What we should also take note of is, it seems that drivers in 30mph zones are statically more likely to speed – as seen in the table below:


So it seems speeding in 30mph zones is more likely the cause of accidents, meaning, even if the zone was legally changed to 20mph – though the accident rate may drop slightly – the number of mishaps would still take up a large percentage of the overall accident count.

20 is Plenty also state that:

“Britain has one of the lowest levels of children walking or cycling to school in Europe… British parents consistently cite traffic speed as the main reason why their children are not allowed to cycle or walk to school”.

As there was absolutely no reference for these facts, I went to do a little snooping online and discovered that:

“…busy roads and stranger danger [stopped] them [children and parents] walking more”.

I completely understand that a busy road would worry a parent, but the 20 is Plenty Focus’ statement that “…cite traffic speed as the main reason why their children are not allowed to cycle or walk to school” is fear mongering.

Finally, the last statement that made me question from what place of knowledge the group was coming from was this:

“It time for our residential roads to be equitably shared with all the users by setting an appropriate speed limit that protects the young and the vulnerable”.

… What?

“…residential roads to be equitably shared…”? How does that make a lick of sense? Roads are for vehicles, not people. Do you hear groups campaigning for the rights of motorists to drive on the bloody pavement? No, because that would be bloody mental. I understand what they’re trying to say with that statement – safer roads and whatnot – but it’s said in such a stupid fashion.

share the road

Whilst writing this, I find myself more than ever on the side of not decreasing the speed limit.

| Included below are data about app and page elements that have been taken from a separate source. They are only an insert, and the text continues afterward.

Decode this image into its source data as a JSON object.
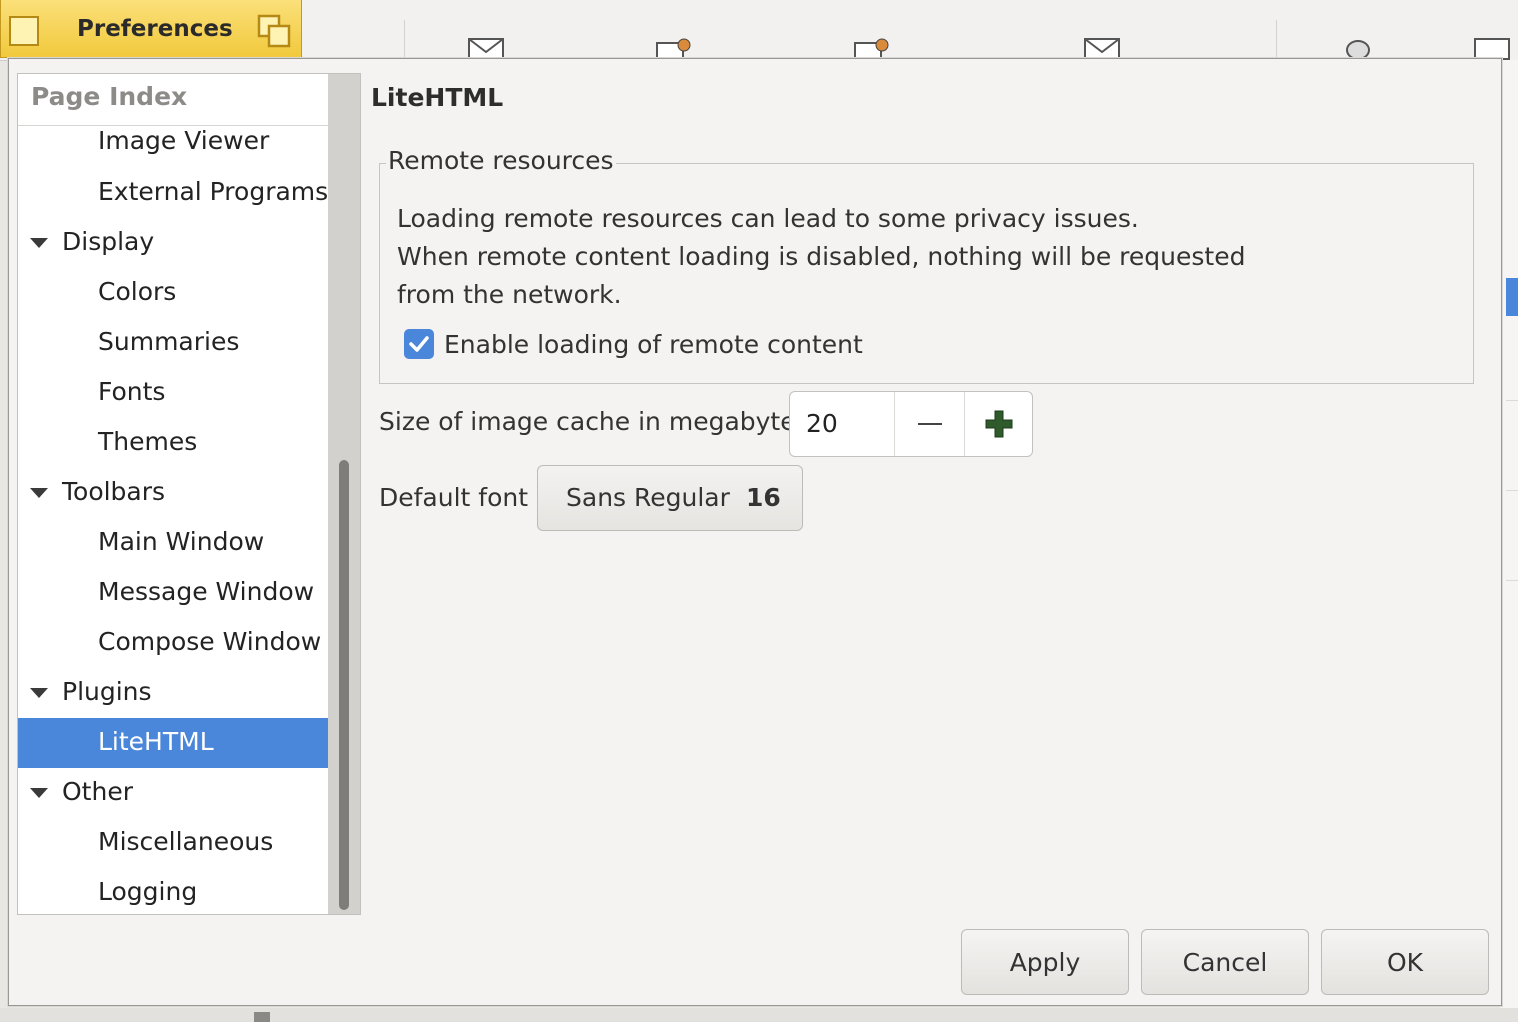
{
  "window": {
    "title": "Preferences"
  },
  "sidebar": {
    "header": "Page Index",
    "items": [
      {
        "label": "Image Viewer",
        "level": "child"
      },
      {
        "label": "External Programs",
        "level": "child"
      },
      {
        "label": "Display",
        "level": "parent"
      },
      {
        "label": "Colors",
        "level": "child"
      },
      {
        "label": "Summaries",
        "level": "child"
      },
      {
        "label": "Fonts",
        "level": "child"
      },
      {
        "label": "Themes",
        "level": "child"
      },
      {
        "label": "Toolbars",
        "level": "parent"
      },
      {
        "label": "Main Window",
        "level": "child"
      },
      {
        "label": "Message Window",
        "level": "child"
      },
      {
        "label": "Compose Window",
        "level": "child"
      },
      {
        "label": "Plugins",
        "level": "parent"
      },
      {
        "label": "LiteHTML",
        "level": "child",
        "selected": true
      },
      {
        "label": "Other",
        "level": "parent"
      },
      {
        "label": "Miscellaneous",
        "level": "child"
      },
      {
        "label": "Logging",
        "level": "child"
      }
    ]
  },
  "page": {
    "title": "LiteHTML",
    "remote": {
      "legend": "Remote resources",
      "line1": "Loading remote resources can lead to some privacy issues.",
      "line2": "When remote content loading is disabled, nothing will be requested",
      "line3": "from the network.",
      "checkbox_label": "Enable loading of remote content",
      "checkbox_checked": true
    },
    "cache": {
      "label": "Size of image cache in megabytes",
      "value": "20"
    },
    "font": {
      "label": "Default font",
      "name": "Sans Regular",
      "size": "16"
    }
  },
  "buttons": {
    "apply": "Apply",
    "cancel": "Cancel",
    "ok": "OK"
  },
  "colors": {
    "accent": "#4a86d9",
    "title_bar": "#f1c93c"
  }
}
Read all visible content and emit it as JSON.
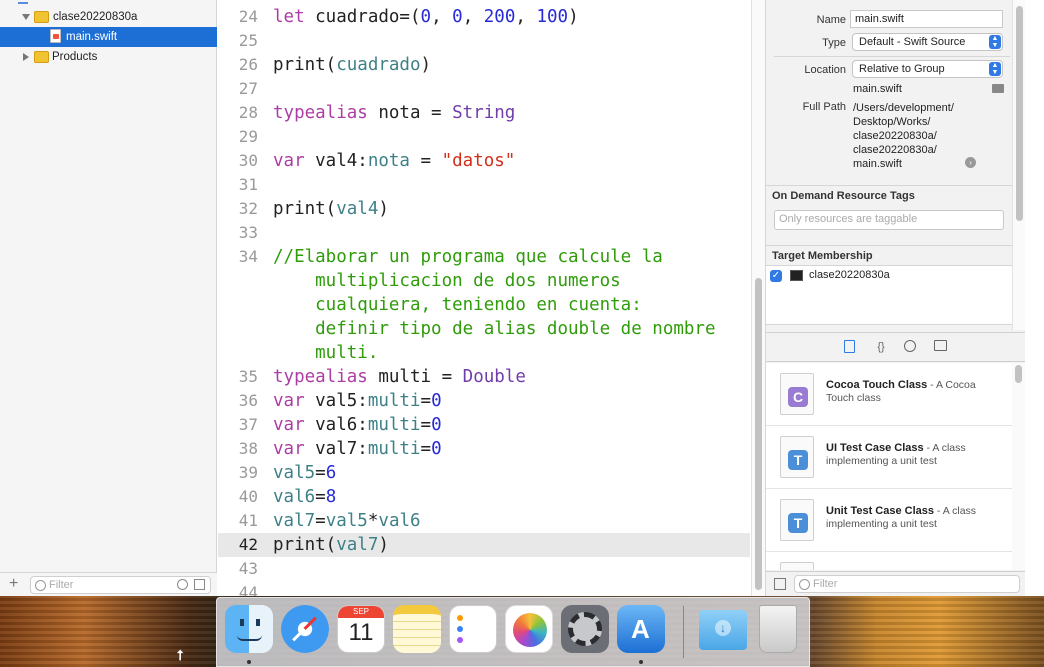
{
  "navigator": {
    "items": [
      {
        "label": "clase20220830a",
        "kind": "folder",
        "expanded": true
      },
      {
        "label": "main.swift",
        "kind": "swift-file",
        "selected": true
      },
      {
        "label": "Products",
        "kind": "folder",
        "expanded": false
      }
    ],
    "filter_placeholder": "Filter",
    "add_label": "+"
  },
  "editor": {
    "current_line": 42,
    "lines": [
      {
        "n": "24",
        "tokens": [
          [
            "kw",
            "let"
          ],
          [
            "pl",
            " cuadrado=("
          ],
          [
            "num",
            "0"
          ],
          [
            "pl",
            ", "
          ],
          [
            "num",
            "0"
          ],
          [
            "pl",
            ", "
          ],
          [
            "num",
            "200"
          ],
          [
            "pl",
            ", "
          ],
          [
            "num",
            "100"
          ],
          [
            "pl",
            ")"
          ]
        ]
      },
      {
        "n": "25",
        "tokens": []
      },
      {
        "n": "26",
        "tokens": [
          [
            "pl",
            "print("
          ],
          [
            "id",
            "cuadrado"
          ],
          [
            "pl",
            ")"
          ]
        ]
      },
      {
        "n": "27",
        "tokens": []
      },
      {
        "n": "28",
        "tokens": [
          [
            "kw",
            "typealias"
          ],
          [
            "pl",
            " nota = "
          ],
          [
            "ty",
            "String"
          ]
        ]
      },
      {
        "n": "29",
        "tokens": []
      },
      {
        "n": "30",
        "tokens": [
          [
            "kw",
            "var"
          ],
          [
            "pl",
            " val4:"
          ],
          [
            "id",
            "nota"
          ],
          [
            "pl",
            " = "
          ],
          [
            "str",
            "\"datos\""
          ]
        ]
      },
      {
        "n": "31",
        "tokens": []
      },
      {
        "n": "32",
        "tokens": [
          [
            "pl",
            "print("
          ],
          [
            "id",
            "val4"
          ],
          [
            "pl",
            ")"
          ]
        ]
      },
      {
        "n": "33",
        "tokens": []
      },
      {
        "n": "34",
        "tokens": [
          [
            "cm",
            "//Elaborar un programa que calcule la"
          ]
        ]
      },
      {
        "n": "",
        "tokens": [
          [
            "cm",
            "    multiplicacion de dos numeros"
          ]
        ]
      },
      {
        "n": "",
        "tokens": [
          [
            "cm",
            "    cualquiera, teniendo en cuenta:"
          ]
        ]
      },
      {
        "n": "",
        "tokens": [
          [
            "cm",
            "    definir tipo de alias double de nombre"
          ]
        ]
      },
      {
        "n": "",
        "tokens": [
          [
            "cm",
            "    multi."
          ]
        ]
      },
      {
        "n": "35",
        "tokens": [
          [
            "kw",
            "typealias"
          ],
          [
            "pl",
            " multi = "
          ],
          [
            "ty",
            "Double"
          ]
        ]
      },
      {
        "n": "36",
        "tokens": [
          [
            "kw",
            "var"
          ],
          [
            "pl",
            " val5:"
          ],
          [
            "id",
            "multi"
          ],
          [
            "pl",
            "="
          ],
          [
            "num",
            "0"
          ]
        ]
      },
      {
        "n": "37",
        "tokens": [
          [
            "kw",
            "var"
          ],
          [
            "pl",
            " val6:"
          ],
          [
            "id",
            "multi"
          ],
          [
            "pl",
            "="
          ],
          [
            "num",
            "0"
          ]
        ]
      },
      {
        "n": "38",
        "tokens": [
          [
            "kw",
            "var"
          ],
          [
            "pl",
            " val7:"
          ],
          [
            "id",
            "multi"
          ],
          [
            "pl",
            "="
          ],
          [
            "num",
            "0"
          ]
        ]
      },
      {
        "n": "39",
        "tokens": [
          [
            "id",
            "val5"
          ],
          [
            "pl",
            "="
          ],
          [
            "num",
            "6"
          ]
        ]
      },
      {
        "n": "40",
        "tokens": [
          [
            "id",
            "val6"
          ],
          [
            "pl",
            "="
          ],
          [
            "num",
            "8"
          ]
        ]
      },
      {
        "n": "41",
        "tokens": [
          [
            "id",
            "val7"
          ],
          [
            "pl",
            "="
          ],
          [
            "id",
            "val5"
          ],
          [
            "pl",
            "*"
          ],
          [
            "id",
            "val6"
          ]
        ]
      },
      {
        "n": "42",
        "tokens": [
          [
            "pl",
            "print("
          ],
          [
            "id",
            "val7"
          ],
          [
            "pl",
            ")"
          ]
        ]
      },
      {
        "n": "43",
        "tokens": []
      },
      {
        "n": "44",
        "tokens": []
      }
    ]
  },
  "inspector": {
    "name_label": "Name",
    "name_value": "main.swift",
    "type_label": "Type",
    "type_value": "Default - Swift Source",
    "location_label": "Location",
    "location_value": "Relative to Group",
    "location_file": "main.swift",
    "fullpath_label": "Full Path",
    "fullpath_lines": [
      "/Users/development/",
      "Desktop/Works/",
      "clase20220830a/",
      "clase20220830a/",
      "main.swift"
    ],
    "ondemand_title": "On Demand Resource Tags",
    "tags_placeholder": "Only resources are taggable",
    "target_title": "Target Membership",
    "target_name": "clase20220830a",
    "target_checked": true
  },
  "library": {
    "items": [
      {
        "title": "Cocoa Touch Class",
        "desc": " - A Cocoa Touch class",
        "badge": "C",
        "color": "#9a7bd4"
      },
      {
        "title": "UI Test Case Class",
        "desc": " - A class implementing a unit test",
        "badge": "T",
        "color": "#4a8fd8"
      },
      {
        "title": "Unit Test Case Class",
        "desc": " - A class implementing a unit test",
        "badge": "T",
        "color": "#4a8fd8"
      }
    ],
    "filter_placeholder": "Filter"
  },
  "dock": {
    "calendar_month": "SEP",
    "calendar_day": "11",
    "apps": [
      {
        "name": "finder-icon",
        "running": true
      },
      {
        "name": "safari-icon",
        "running": false
      },
      {
        "name": "calendar-icon",
        "running": false
      },
      {
        "name": "notes-icon",
        "running": false
      },
      {
        "name": "reminders-icon",
        "running": false
      },
      {
        "name": "photos-icon",
        "running": false
      },
      {
        "name": "system-preferences-icon",
        "running": false
      },
      {
        "name": "xcode-icon",
        "running": true
      },
      {
        "name": "downloads-folder-icon",
        "running": false
      },
      {
        "name": "trash-icon",
        "running": false
      }
    ]
  },
  "colors": {
    "keyword": "#ad3da4",
    "type": "#703daa",
    "number": "#272ad8",
    "string": "#d12f1b",
    "identifier": "#3e8087",
    "comment": "#2f9c0a",
    "selection": "#1d6fd6",
    "accent": "#2f7ae5"
  }
}
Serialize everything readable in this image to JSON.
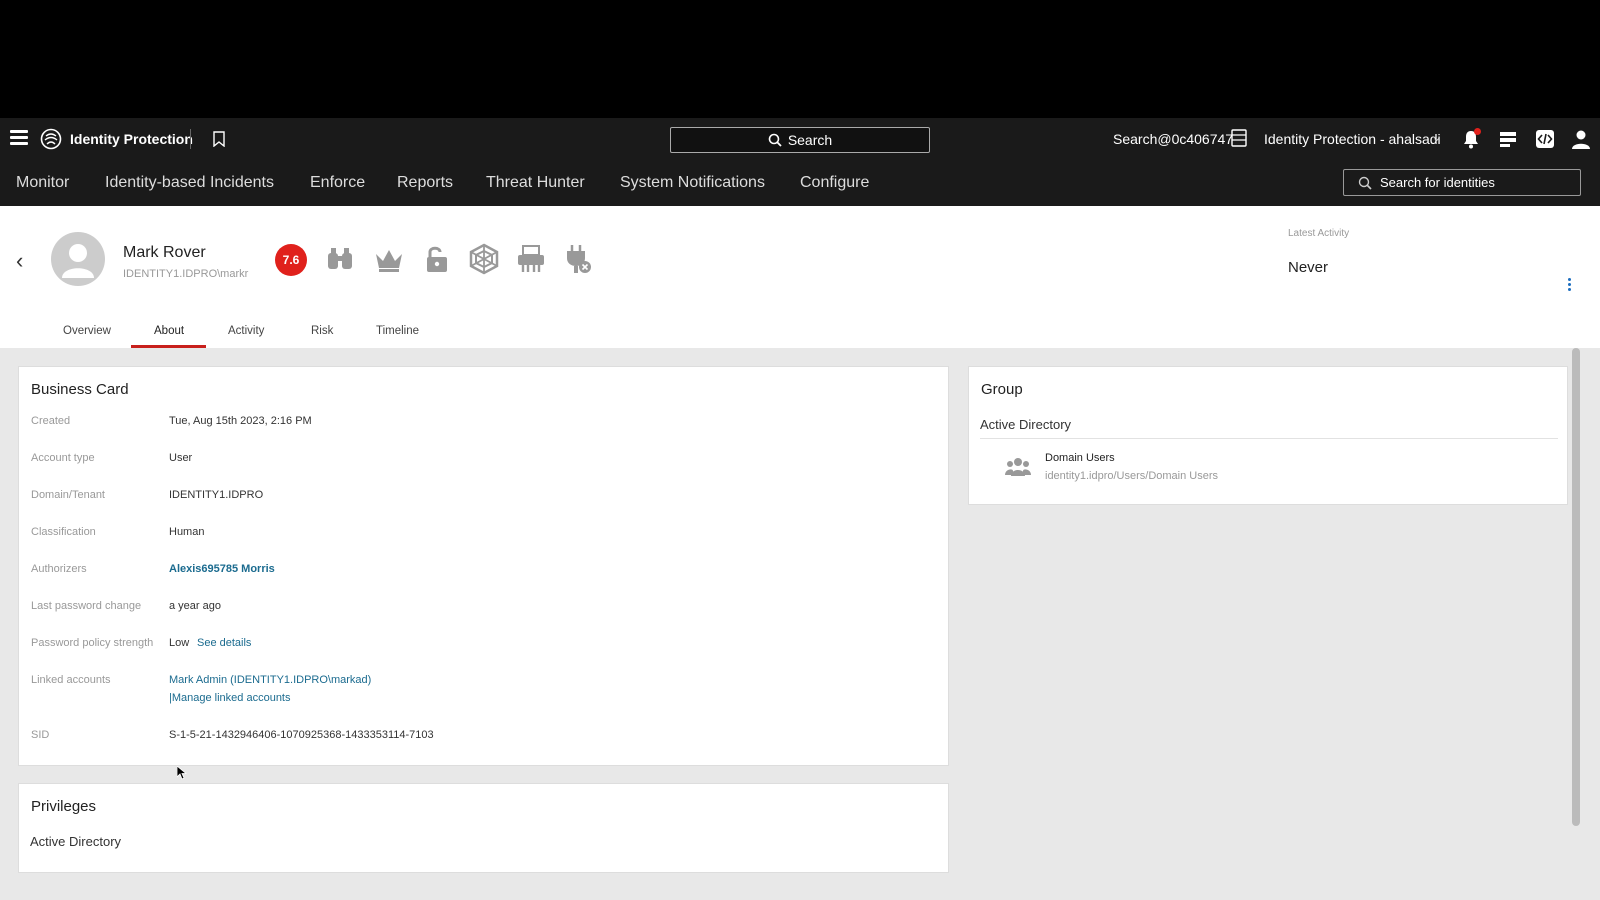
{
  "header": {
    "product_name": "Identity Protection",
    "search_label": "Search",
    "tenant_label": "Search@0c406747",
    "context_label": "Identity Protection - ahalsadi",
    "nav_items": [
      "Monitor",
      "Identity-based Incidents",
      "Enforce",
      "Reports",
      "Threat Hunter",
      "System Notifications",
      "Configure"
    ],
    "identity_search_placeholder": "Search for identities"
  },
  "profile": {
    "name": "Mark Rover",
    "account": "IDENTITY1.IDPRO\\markr",
    "risk_score": "7.6",
    "attribute_icons": [
      "binoculars-icon",
      "crown-icon",
      "unlocked-padlock-icon",
      "web-icon",
      "printer-icon",
      "plug-x-icon"
    ],
    "latest_activity_label": "Latest Activity",
    "latest_activity_value": "Never",
    "tabs": [
      "Overview",
      "About",
      "Activity",
      "Risk",
      "Timeline"
    ],
    "active_tab": "About"
  },
  "business_card": {
    "title": "Business Card",
    "created_label": "Created",
    "created_value": "Tue, Aug 15th 2023, 2:16 PM",
    "account_type_label": "Account type",
    "account_type_value": "User",
    "domain_label": "Domain/Tenant",
    "domain_value": "IDENTITY1.IDPRO",
    "classification_label": "Classification",
    "classification_value": "Human",
    "authorizers_label": "Authorizers",
    "authorizers_value": "Alexis695785 Morris",
    "last_pw_label": "Last password change",
    "last_pw_value": "a year ago",
    "pw_policy_label": "Password policy strength",
    "pw_policy_value": "Low",
    "pw_policy_link": "See details",
    "linked_label": "Linked accounts",
    "linked_value": "Mark Admin (IDENTITY1.IDPRO\\markad)",
    "linked_manage": "|Manage linked accounts",
    "sid_label": "SID",
    "sid_value": "S-1-5-21-1432946406-1070925368-1433353114-7103"
  },
  "group": {
    "title": "Group",
    "section": "Active Directory",
    "item_name": "Domain Users",
    "item_path": "identity1.idpro/Users/Domain Users"
  },
  "privileges": {
    "title": "Privileges",
    "section": "Active Directory"
  },
  "colors": {
    "risk": "#e0211c",
    "tab_active": "#c8201c",
    "link": "#1b6b8f",
    "header_bg": "#1a1a1a"
  }
}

I am, however, for campaigning about the dangers of speeding, particularly in residential areas.

Here’s a fancy site that shows the various accidents in the UK as they happen.

Tom Hunt
Tom Hunt
Tom has written damning articles for various websites and now writes here. Interesting right?